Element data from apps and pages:
***
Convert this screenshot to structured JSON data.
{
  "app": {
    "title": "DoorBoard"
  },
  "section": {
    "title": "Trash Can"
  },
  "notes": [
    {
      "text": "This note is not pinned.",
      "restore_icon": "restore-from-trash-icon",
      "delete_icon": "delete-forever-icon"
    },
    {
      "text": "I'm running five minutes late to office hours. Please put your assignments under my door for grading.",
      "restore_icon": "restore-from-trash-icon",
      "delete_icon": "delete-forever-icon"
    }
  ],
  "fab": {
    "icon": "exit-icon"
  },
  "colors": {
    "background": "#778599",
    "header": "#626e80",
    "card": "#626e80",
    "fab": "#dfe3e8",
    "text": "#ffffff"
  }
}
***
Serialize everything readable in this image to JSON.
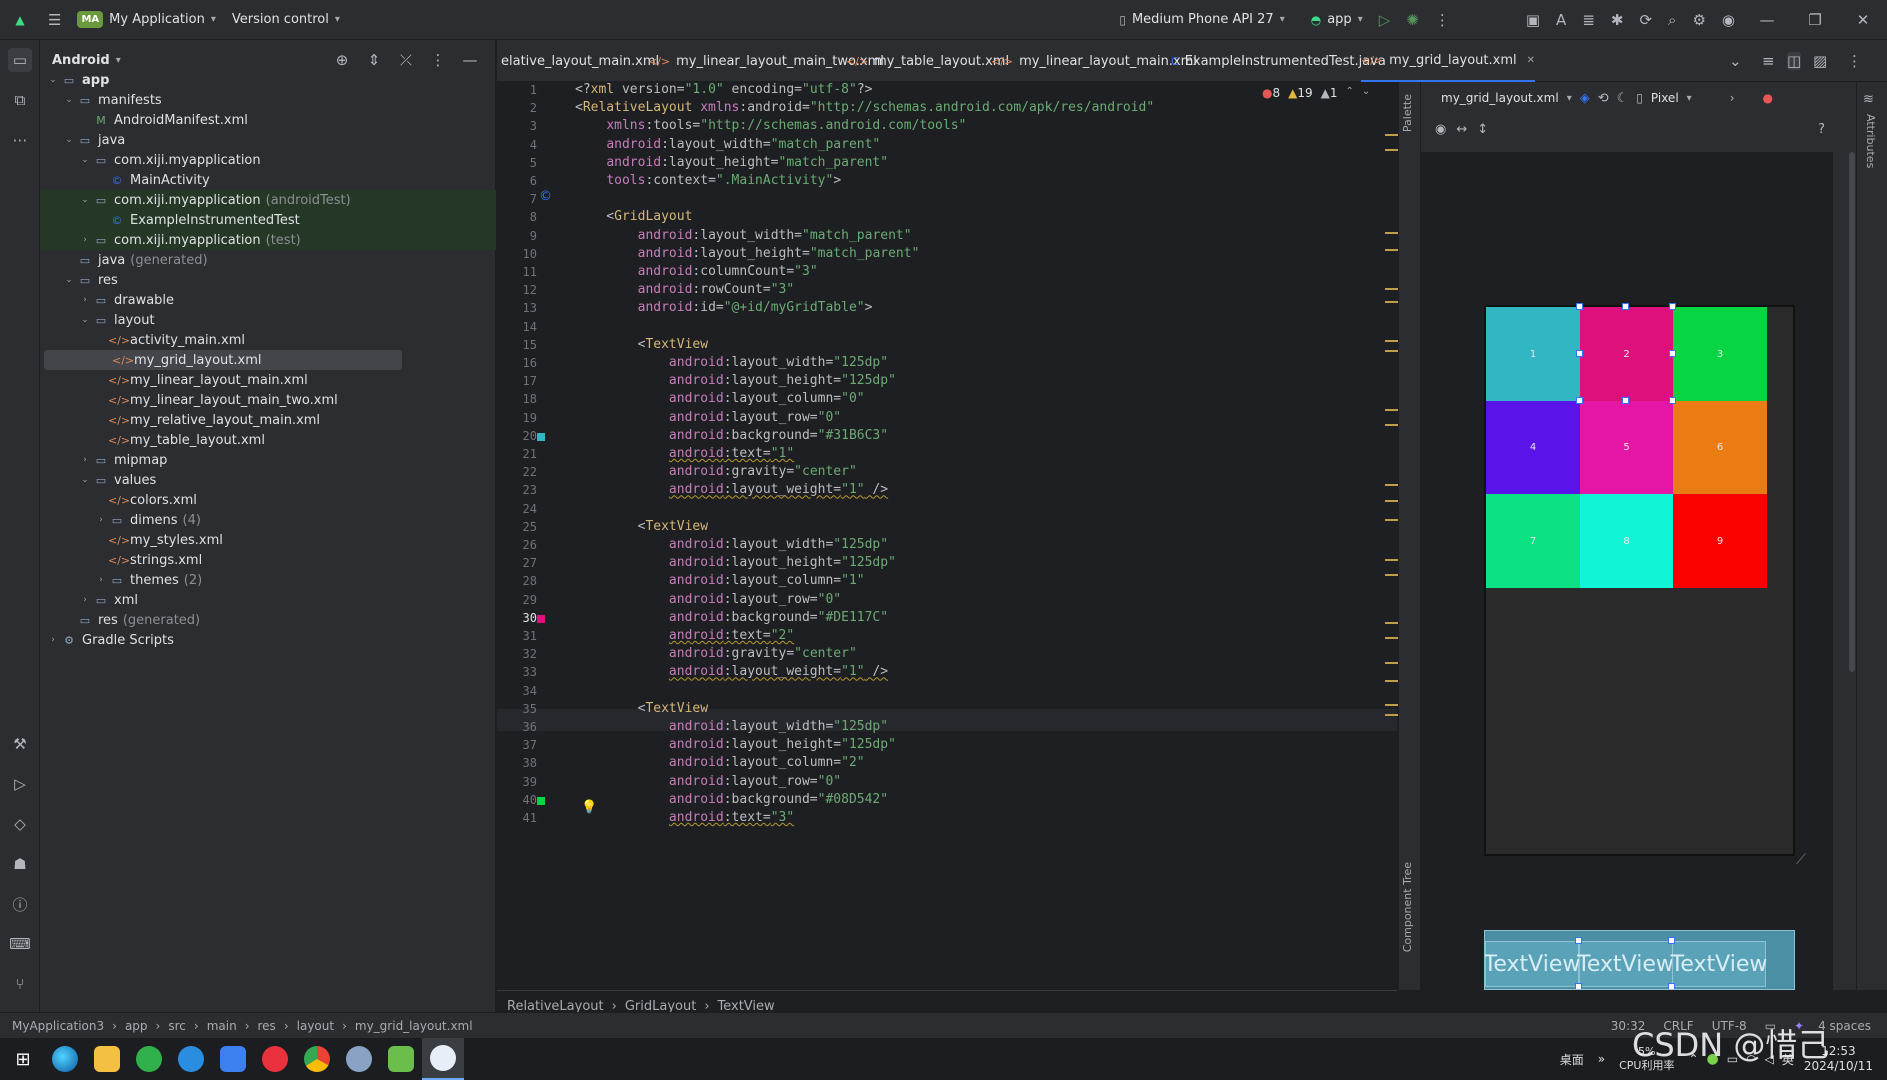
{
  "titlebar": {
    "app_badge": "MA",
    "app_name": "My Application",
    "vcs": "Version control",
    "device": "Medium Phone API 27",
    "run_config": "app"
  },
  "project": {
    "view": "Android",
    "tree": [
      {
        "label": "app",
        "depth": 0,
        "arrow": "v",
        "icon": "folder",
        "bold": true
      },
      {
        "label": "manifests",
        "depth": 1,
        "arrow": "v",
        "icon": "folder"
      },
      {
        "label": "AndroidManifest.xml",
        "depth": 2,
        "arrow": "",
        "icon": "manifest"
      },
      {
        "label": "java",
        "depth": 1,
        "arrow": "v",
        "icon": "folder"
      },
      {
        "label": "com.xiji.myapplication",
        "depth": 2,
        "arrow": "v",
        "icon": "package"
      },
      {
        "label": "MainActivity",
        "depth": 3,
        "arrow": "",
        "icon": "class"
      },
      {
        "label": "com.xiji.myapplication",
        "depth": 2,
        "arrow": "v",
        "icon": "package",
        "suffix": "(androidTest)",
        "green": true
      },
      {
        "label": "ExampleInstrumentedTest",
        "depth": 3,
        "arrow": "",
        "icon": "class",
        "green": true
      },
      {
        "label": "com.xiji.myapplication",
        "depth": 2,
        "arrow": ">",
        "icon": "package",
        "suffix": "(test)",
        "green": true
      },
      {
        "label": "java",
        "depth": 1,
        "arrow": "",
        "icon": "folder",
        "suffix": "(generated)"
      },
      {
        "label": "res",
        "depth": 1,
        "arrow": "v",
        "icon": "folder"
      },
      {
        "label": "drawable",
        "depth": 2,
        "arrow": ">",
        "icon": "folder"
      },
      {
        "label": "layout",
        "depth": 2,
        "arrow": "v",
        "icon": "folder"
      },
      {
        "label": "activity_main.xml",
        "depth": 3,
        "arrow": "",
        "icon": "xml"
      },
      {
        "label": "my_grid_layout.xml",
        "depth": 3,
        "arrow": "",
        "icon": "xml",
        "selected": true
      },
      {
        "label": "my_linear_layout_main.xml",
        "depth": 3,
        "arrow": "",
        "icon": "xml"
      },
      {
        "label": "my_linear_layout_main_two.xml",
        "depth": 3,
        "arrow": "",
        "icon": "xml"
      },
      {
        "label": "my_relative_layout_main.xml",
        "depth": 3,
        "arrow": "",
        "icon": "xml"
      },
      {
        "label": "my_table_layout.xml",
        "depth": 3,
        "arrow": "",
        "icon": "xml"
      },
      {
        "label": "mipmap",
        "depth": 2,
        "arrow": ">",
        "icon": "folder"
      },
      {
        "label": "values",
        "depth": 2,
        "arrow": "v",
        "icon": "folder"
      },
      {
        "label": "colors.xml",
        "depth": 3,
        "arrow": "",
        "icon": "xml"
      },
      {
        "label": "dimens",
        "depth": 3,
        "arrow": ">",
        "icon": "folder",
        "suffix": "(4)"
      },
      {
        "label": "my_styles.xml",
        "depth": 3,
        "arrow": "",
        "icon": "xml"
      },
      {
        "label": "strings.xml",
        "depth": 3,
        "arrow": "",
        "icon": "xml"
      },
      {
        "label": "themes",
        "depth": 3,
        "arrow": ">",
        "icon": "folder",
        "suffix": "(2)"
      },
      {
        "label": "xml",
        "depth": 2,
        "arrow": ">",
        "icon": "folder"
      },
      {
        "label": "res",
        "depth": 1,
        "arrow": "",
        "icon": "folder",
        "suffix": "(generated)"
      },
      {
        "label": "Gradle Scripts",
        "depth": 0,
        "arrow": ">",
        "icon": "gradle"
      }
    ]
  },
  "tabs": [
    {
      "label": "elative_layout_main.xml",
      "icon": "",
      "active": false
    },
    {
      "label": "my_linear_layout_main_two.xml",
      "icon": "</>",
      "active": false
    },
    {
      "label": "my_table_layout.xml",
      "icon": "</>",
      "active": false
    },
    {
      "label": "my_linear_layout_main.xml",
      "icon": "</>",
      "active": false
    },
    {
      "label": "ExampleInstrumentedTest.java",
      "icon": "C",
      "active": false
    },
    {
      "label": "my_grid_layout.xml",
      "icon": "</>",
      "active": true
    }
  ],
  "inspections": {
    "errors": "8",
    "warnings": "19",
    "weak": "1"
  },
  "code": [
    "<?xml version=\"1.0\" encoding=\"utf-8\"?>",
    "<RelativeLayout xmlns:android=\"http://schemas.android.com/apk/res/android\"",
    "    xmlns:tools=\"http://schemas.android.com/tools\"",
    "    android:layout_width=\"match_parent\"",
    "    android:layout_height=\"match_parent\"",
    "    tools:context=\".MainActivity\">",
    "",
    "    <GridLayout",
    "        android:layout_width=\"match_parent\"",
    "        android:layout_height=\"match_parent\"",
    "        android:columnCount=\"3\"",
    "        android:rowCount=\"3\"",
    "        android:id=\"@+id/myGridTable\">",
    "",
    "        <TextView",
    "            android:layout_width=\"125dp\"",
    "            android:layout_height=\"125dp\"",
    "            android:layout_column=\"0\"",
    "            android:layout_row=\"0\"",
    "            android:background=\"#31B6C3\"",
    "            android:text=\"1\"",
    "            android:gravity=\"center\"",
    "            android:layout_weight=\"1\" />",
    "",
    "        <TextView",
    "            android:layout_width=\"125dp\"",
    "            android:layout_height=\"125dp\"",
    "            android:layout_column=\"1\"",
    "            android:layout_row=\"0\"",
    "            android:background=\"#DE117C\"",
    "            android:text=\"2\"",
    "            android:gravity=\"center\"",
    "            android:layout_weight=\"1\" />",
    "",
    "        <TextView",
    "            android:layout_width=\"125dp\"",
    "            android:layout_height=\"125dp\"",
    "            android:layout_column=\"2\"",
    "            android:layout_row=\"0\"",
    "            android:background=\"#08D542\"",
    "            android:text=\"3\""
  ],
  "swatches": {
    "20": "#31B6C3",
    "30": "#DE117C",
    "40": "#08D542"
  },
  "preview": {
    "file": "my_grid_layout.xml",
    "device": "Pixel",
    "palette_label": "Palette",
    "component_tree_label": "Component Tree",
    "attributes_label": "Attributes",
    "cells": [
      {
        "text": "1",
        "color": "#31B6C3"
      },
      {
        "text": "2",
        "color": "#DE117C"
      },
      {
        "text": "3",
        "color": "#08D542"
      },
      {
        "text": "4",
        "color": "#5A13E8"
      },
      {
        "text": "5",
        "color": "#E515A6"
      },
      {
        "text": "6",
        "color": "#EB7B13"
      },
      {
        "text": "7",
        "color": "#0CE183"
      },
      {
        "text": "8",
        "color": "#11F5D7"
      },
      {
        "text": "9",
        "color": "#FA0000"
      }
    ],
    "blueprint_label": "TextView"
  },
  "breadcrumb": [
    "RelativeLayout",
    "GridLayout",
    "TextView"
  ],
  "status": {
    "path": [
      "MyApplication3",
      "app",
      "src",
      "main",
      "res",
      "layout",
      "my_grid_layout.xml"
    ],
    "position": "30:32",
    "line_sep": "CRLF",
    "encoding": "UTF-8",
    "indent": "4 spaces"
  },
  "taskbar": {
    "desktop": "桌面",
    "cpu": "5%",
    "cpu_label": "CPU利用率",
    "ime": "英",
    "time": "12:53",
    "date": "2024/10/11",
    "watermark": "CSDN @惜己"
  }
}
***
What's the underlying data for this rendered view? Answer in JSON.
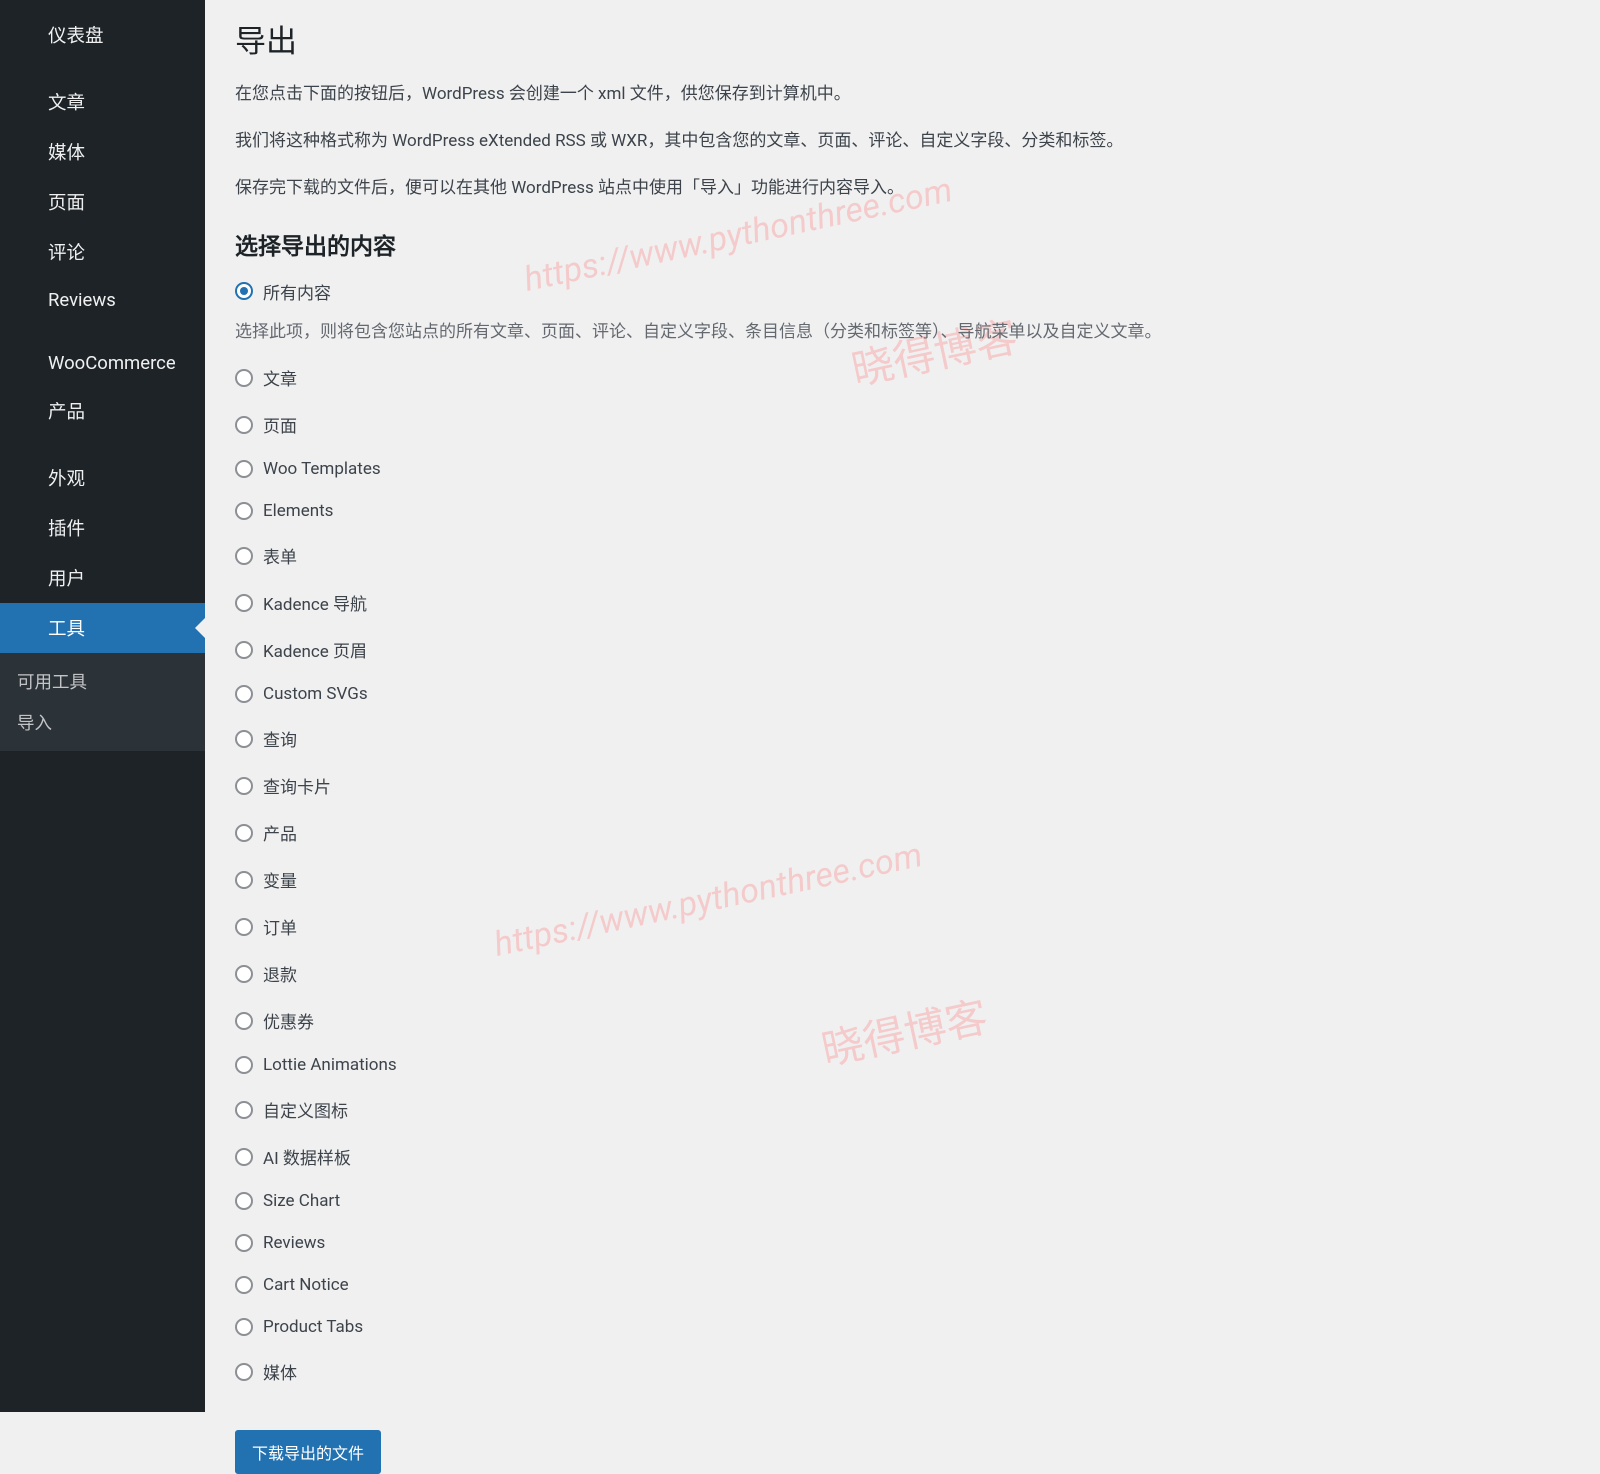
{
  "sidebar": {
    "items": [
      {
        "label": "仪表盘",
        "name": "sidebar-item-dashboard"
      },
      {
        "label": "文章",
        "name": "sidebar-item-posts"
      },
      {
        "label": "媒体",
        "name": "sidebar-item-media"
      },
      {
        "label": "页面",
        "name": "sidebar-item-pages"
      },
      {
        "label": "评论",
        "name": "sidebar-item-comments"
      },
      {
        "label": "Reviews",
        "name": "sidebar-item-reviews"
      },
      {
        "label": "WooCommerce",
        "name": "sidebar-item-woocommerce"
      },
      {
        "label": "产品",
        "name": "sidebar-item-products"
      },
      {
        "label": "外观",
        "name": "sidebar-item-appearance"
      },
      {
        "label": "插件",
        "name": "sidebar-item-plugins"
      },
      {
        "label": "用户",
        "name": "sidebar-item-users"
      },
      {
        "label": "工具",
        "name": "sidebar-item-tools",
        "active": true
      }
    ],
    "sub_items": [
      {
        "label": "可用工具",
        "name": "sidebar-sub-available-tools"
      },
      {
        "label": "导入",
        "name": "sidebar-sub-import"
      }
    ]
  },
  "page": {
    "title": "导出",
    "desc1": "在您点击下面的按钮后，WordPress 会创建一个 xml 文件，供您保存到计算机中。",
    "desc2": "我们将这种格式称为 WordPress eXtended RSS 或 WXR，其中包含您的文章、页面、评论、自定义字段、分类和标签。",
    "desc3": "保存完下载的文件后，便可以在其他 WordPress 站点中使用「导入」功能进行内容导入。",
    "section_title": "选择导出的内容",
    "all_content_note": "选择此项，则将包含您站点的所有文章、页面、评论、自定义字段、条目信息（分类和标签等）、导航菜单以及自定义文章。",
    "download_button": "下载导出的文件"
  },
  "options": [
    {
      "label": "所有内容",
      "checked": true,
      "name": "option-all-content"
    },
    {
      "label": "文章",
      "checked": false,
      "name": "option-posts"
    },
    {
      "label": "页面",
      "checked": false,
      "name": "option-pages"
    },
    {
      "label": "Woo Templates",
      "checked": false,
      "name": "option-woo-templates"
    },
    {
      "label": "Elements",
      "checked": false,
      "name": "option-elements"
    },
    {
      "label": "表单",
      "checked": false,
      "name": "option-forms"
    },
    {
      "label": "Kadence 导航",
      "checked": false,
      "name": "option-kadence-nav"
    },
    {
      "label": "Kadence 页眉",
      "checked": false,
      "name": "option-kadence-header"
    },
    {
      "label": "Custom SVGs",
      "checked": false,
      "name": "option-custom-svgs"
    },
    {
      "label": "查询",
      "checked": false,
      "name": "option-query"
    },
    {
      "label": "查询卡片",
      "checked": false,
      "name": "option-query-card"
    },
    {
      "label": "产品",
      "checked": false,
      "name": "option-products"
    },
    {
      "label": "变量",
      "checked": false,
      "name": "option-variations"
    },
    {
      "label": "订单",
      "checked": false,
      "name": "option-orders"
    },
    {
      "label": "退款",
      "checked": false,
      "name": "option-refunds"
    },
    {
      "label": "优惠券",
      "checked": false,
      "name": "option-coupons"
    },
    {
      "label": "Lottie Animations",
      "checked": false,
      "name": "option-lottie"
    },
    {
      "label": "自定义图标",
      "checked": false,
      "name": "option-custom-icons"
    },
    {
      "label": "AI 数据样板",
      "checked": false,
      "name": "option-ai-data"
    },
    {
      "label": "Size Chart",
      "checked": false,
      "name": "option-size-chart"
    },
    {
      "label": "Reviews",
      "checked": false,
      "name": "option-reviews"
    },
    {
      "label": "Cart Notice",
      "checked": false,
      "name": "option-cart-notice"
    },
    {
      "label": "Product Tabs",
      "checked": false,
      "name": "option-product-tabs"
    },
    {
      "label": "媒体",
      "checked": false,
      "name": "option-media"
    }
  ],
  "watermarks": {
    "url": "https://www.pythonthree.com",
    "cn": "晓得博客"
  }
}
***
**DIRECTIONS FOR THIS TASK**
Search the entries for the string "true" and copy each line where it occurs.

**EXERCISE RESULT**
        "bold": true
        "green": true
        "green": true
        "green": true
        "selected": true
      "active": true
        "active": true
      "checked": true,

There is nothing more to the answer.